Posted by: Donna
Sean Noble is a type of right wing operative I find particularly annoying. These guys are total miscreants but have the cornpone choirboy routine down pat. They often like to preen about how they don’t use profanity, which makes them more moral than us dirty liberals. Arizona is thick with these homespun “consultants”, hoovering money out of gullible rich wingnuts with political aspirations, but Noble has really scored. He was recently the subject of a hard-hitting investigative report from ProPublica, in which he was revealed as the ringleader funneling “dark money” from the Koch brothers to various conservative causes around the country. One of them was Mitt Romney’s campaign – they might as well have taken a match to that money – but others were more successful, such as the defeat of the Scott Walker recall in Wisconsin. Dark Koch money has flowed like a river into Arizona. It funded the legal attack on independent redistricting and the defeat of Prop 204 (making the one cent sales tax permanent for education) in 2012, among plenty of other things.

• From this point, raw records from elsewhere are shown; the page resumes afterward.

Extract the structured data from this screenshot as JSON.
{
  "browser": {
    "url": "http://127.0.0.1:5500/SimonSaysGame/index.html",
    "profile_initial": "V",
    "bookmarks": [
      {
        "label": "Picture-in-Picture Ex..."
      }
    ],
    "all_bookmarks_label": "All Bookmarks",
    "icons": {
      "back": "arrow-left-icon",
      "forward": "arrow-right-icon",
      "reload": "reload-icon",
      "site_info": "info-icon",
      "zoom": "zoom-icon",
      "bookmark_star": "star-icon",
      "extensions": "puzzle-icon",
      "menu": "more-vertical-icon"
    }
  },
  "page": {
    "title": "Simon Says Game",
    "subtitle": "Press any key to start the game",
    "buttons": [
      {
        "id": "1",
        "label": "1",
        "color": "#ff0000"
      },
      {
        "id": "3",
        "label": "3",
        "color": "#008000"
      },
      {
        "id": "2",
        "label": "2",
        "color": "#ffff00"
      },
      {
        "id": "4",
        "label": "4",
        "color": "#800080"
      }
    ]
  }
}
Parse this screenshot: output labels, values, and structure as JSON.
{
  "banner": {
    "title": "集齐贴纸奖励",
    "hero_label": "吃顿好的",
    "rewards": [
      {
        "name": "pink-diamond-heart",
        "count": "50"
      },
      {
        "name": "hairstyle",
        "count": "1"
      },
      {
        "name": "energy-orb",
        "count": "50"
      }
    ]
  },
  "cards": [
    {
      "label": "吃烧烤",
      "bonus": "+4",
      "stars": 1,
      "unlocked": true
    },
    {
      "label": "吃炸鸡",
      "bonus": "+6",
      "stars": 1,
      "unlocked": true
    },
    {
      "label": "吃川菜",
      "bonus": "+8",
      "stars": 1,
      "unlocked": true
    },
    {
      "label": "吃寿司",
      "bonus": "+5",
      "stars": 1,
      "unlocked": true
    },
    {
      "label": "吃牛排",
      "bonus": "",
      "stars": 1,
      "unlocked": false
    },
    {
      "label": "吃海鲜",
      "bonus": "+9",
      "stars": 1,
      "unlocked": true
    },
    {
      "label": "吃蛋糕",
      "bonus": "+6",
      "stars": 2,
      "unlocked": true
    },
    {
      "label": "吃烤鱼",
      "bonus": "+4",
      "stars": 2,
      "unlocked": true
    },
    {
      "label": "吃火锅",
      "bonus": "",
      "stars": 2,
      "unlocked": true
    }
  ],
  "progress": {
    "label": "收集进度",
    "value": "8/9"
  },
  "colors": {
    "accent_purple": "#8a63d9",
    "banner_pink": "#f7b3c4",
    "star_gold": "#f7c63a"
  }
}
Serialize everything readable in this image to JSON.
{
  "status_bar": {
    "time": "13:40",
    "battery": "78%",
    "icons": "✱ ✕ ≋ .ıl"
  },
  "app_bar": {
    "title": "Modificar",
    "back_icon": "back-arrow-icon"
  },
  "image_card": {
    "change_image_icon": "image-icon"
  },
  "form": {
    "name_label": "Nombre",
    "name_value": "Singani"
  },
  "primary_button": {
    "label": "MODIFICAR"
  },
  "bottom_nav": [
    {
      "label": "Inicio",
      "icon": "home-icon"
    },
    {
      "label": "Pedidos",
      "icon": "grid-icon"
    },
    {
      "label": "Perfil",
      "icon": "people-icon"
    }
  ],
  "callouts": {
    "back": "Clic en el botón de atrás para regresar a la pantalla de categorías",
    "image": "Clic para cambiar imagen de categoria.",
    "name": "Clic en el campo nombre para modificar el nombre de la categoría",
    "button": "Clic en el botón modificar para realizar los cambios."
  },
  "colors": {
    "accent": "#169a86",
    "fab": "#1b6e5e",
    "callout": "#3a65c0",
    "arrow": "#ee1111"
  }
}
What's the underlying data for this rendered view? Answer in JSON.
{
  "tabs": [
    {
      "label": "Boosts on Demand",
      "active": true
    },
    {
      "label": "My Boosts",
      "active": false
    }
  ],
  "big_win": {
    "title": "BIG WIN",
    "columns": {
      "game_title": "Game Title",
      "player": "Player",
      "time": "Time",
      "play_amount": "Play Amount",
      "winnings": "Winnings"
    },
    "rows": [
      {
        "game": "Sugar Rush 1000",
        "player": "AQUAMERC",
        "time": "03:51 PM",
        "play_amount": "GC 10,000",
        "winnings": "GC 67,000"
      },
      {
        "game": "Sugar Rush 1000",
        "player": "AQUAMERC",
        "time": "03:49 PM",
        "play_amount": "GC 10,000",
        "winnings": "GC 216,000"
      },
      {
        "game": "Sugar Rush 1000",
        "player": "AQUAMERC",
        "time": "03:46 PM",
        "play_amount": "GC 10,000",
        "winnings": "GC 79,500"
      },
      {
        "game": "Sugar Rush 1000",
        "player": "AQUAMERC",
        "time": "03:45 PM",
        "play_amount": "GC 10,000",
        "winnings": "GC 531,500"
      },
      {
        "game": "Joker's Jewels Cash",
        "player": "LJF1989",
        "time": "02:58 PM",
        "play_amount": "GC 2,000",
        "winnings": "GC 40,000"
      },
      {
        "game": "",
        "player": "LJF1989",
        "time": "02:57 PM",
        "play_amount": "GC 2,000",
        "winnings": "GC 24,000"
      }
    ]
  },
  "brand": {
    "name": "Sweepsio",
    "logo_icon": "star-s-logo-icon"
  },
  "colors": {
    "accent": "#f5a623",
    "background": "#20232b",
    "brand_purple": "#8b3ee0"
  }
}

Sean has made himself a tidy fortune being the Kochs’ errand boy but he’s feeling a little pouty these days over the negative attention he’s been getting. So he fired up his long-dormant blog “Noble Thinking” to lash back at those bullies at ProPublica and the Arizona Republic.
Inexplicably, five days after the ProPublica piece was posted on their website, The Arizona Republic ran it as a front page, tabloid-style story. It was a complete “cut and paste” job from ProPublica, and even though the Republic is my hometown paper, they never called me for comment.
There is something a bit surreal about walking out to your driveway and seeing yourself staring you in the eye. The nearly life-size photo on the front page caused one colleague to remark, “That’s a head shot size usually reserved for Presidents or terrorist leaders.” I’m clearly not the President.
Fundamentally, the Left’s attack on conservative speech is driven by fear. The Left knows it can’t win the hearts and minds of the American public with their nanny-state mentality, so they have to change the subject away from the content of the speech and who is doing the speaking. Therefore, they attack.
I haven’t and won’t let attacks from the Left stop me from advancing the cause. It is disappointing that they have stooped to a level that includes airing personal issues related to my divorce. I’m not sure I’ve ever heard of a political operative (that is, a non-public official or non-candidate for office) having their divorce records exposed in the news media.
At the end of the day, I remain resolved to continue to fight for the freedoms endowed to us by our Creator, first and foremost among those being our First Amendment freedoms.
A friend of mine noted the post reminded him of this:
I’m not sure why Noble thinks that the details of his divorce are off limits because he’s a political operative. As far as I’m concerned if there’s anyone who ought to get their skeletons tossed from the closet at every opportunity it would be none other than shady political operatives. Generally speaking, it is amazing how entitled to privacy and discretion affluent conservative men believe themselves to be, as they push to police other people’s private lives and punish them brutally for their “sins”. Seriously, cry me a river, Sean. Here’s what the ProPublica piece says about his divorce.
In April 2013, Noble filed for divorce. Though his wife of more than 20 years was a homemaker raising their five children, he argued in filings that she deserved no spousal maintenance. After they separated, he bought a condo in Phoenix for himself for $510,000 and another for his parents for $181,500.
Noble had become involved with Elissa Scannell, a former scheduler for Shadegg who was his partner at DC London, records filed as part of the divorce case show. Just before the 2012 election, the two flew to see the World Series. According to documents submitted by his wife, Noble spent more than $7,700 for a vacation for himself and Scannell in the Bahamas over New Year’s 2013. That March, he paid more than $3,600 for a trip for him and Scannell to Hawaii, records show.
I bet it happened because he loved his country too much, just like Newt. What a guy.